NEW YORK (Reuters) - Terrence Howard earned an Oscar nomination for his role as a pimp aspiring to be a rapper in “Hustle & Flow” but the 2005 movie also shone a spotlight on the actor’s musical talents and helped him land a record deal.
Howard releases his debut album “Shine Through It” on Tuesday. But it’s nothing like the hip-hop he performed as Djay, which included Three 6 Mafia’s 2006 Academy Award-winning song, “It’s Hard Out Here for a Pimp.”
“Imagine Don McLean growing up in Cleveland in the ‘70s and if he was black, with a little bit of Cat Stevens twisted into his words and a little bit of Richie Havens — that’s the thought behind it,” Howard told Reuters.
“I’m more ... Latin, jazz, orchestral, folk. It’s a lot of big sounds, all live instruments.”
Howard, 39, scored a two-record deal with Columbia Records after running into a company executive as he returned hungover to his hotel after an all-night Oscar party in 2006.
He said the label initially wanted him to work with writers and producers to come up with songs and style his music.
“I remember telling them, ‘If you’re not going to let me produce it myself, then here’s your advance back,”‘ said Howard, who wrote all 11 songs on the album, sang and played guitar. “I had made a little bit of money. I was going to do it myself.
“But they opened up my budget to about $150,000 for me to experiment for two weeks in the studio — six days later I completed my album. I hired all my musicians and we kind of jammed out ... . I gave everyone complete autonomy.”
The twice-divorced father of three said the inspirations for his album were the “faults and failures in my life, hopes and dreams for my future, trying to remain as present as possible but as conscious of yesterday and tomorrow as I can.”
His children, he says, helped him write songs and sang on the album.
Music critics have been dismissive of albums by Hollywood stars such as Lindsay Lohan, Scarlett Johansson and Minnie Driver.

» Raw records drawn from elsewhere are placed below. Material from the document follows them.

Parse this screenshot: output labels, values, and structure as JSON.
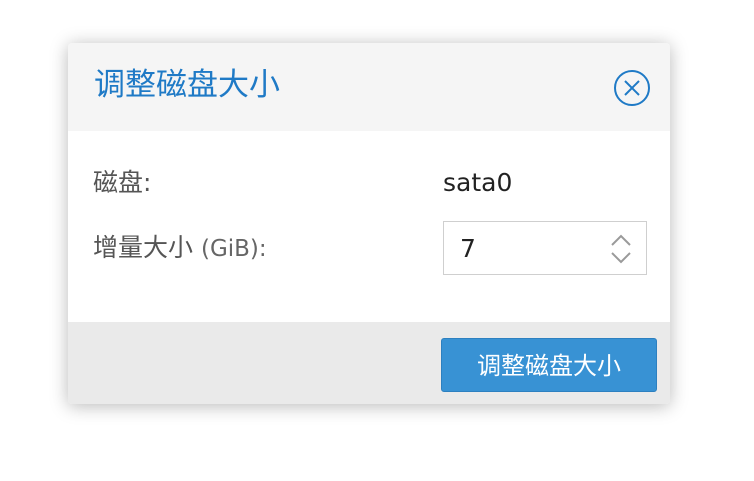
{
  "dialog": {
    "title": "调整磁盘大小",
    "close_icon": "close-circle-icon"
  },
  "form": {
    "disk_label": "磁盘:",
    "disk_value": "sata0",
    "size_label_main": "增量大小",
    "size_label_unit": "(GiB):",
    "size_value": "7"
  },
  "footer": {
    "submit_label": "调整磁盘大小"
  },
  "colors": {
    "accent": "#1f7ac6",
    "button": "#3892d4",
    "header_bg": "#f5f5f5",
    "footer_bg": "#eaeaea"
  }
}
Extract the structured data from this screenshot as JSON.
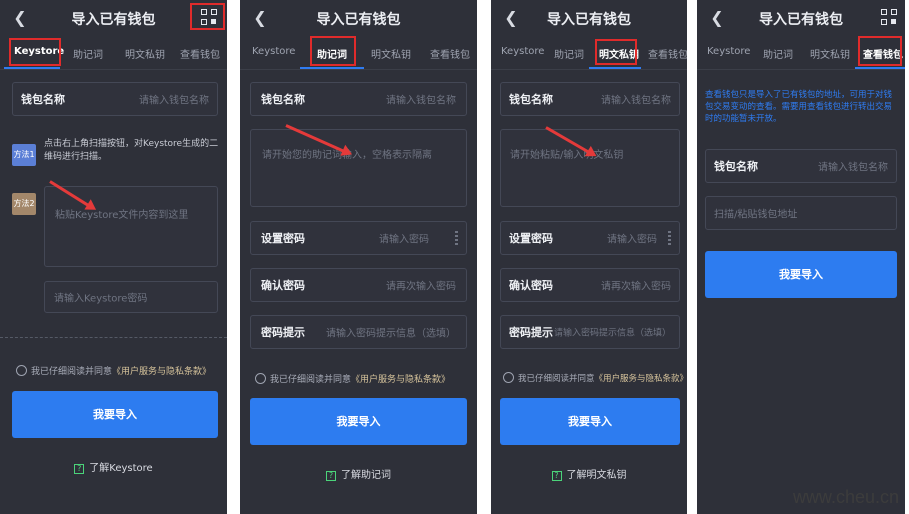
{
  "app_title": "导入已有钱包",
  "tabs": [
    "Keystore",
    "助记词",
    "明文私钥",
    "查看钱包"
  ],
  "colors": {
    "background": "#2e3039",
    "accent": "#2d7cf0",
    "highlight": "#e02b2b",
    "link": "#d6c39b",
    "note": "#2f7cf2"
  },
  "common": {
    "wallet_name_label": "钱包名称",
    "wallet_name_placeholder": "请输入钱包名称",
    "set_password_label": "设置密码",
    "set_password_placeholder": "请输入密码",
    "confirm_password_label": "确认密码",
    "confirm_password_placeholder": "请再次输入密码",
    "hint_label": "密码提示",
    "hint_placeholder": "请输入密码提示信息（选填）",
    "agree_prefix": "我已仔细阅读并同意",
    "agree_link": "《用户服务与隐私条款》",
    "import_button": "我要导入",
    "help_icon_text": "?"
  },
  "screen1": {
    "method1_badge": "方法1",
    "method1_desc": "点击右上角扫描按钮，对Keystore生成的二维码进行扫描。",
    "method2_badge": "方法2",
    "keystore_placeholder": "粘贴Keystore文件内容到这里",
    "keystore_password_placeholder": "请输入Keystore密码",
    "learn": "了解Keystore"
  },
  "screen2": {
    "mnemonic_placeholder": "请开始您的助记词输入，空格表示隔离",
    "learn": "了解助记词"
  },
  "screen3": {
    "privkey_placeholder": "请开始粘贴/输入明文私钥",
    "learn": "了解明文私钥"
  },
  "screen4": {
    "note": "查看钱包只是导入了已有钱包的地址，可用于对钱包交易变动的查看。需要用查看钱包进行转出交易时的功能暂未开放。",
    "address_placeholder": "扫描/粘贴钱包地址"
  },
  "watermark": "www.cheu.cn"
}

So far, “Shine Through It” appears to have escaped that fate.
Reviewer Anthony DeCurtis of The New York Times wrote that while Howard does not sound like any of the musicians that he says inspired him, his secret weapon is his voice.
“The 11 tracks tend more toward a blend of orchestral jazz and upscale R&B, with lush textures of flutes, horns, strings, female backing vocals and keyboards accompanying Mr. Howard, who plays delicate acoustic guitar,” DeCurtis said.
Jonathan Takiff, of the Philadelphia Daily News in Howard’s hometown, wrote that Howard makes “an amazingly strong debut as a singer/songwriter.”
Angus Batey wrote in Britain’s The Daily Telegraph that Howard’s debut is “not the record anyone who saw him rapping in ‘Hustle & Flow’ or acting opposite Ice Cube in ‘The Players Club’ or with OutKast in ‘Idlewild’ would have predicted: a sophisticated, acoustic-hearted, retro soul album, it seems as far away from hip-hop as it is possible to get.”
As he gears up for an “Iron Man” sequel, writes songs for his second album and is in talks to play comedian Richard Pryor or civil rights leader Martin Luther King Jr. in upcoming movies, Howard says he is unsure if acting or music will become his priority.
“I don’t know what journey I’m on,” he said. “(The music) is part of what I am supposed to be doing. How long I’m supposed to do it, I don’t know.”
Editing by Xavier Briand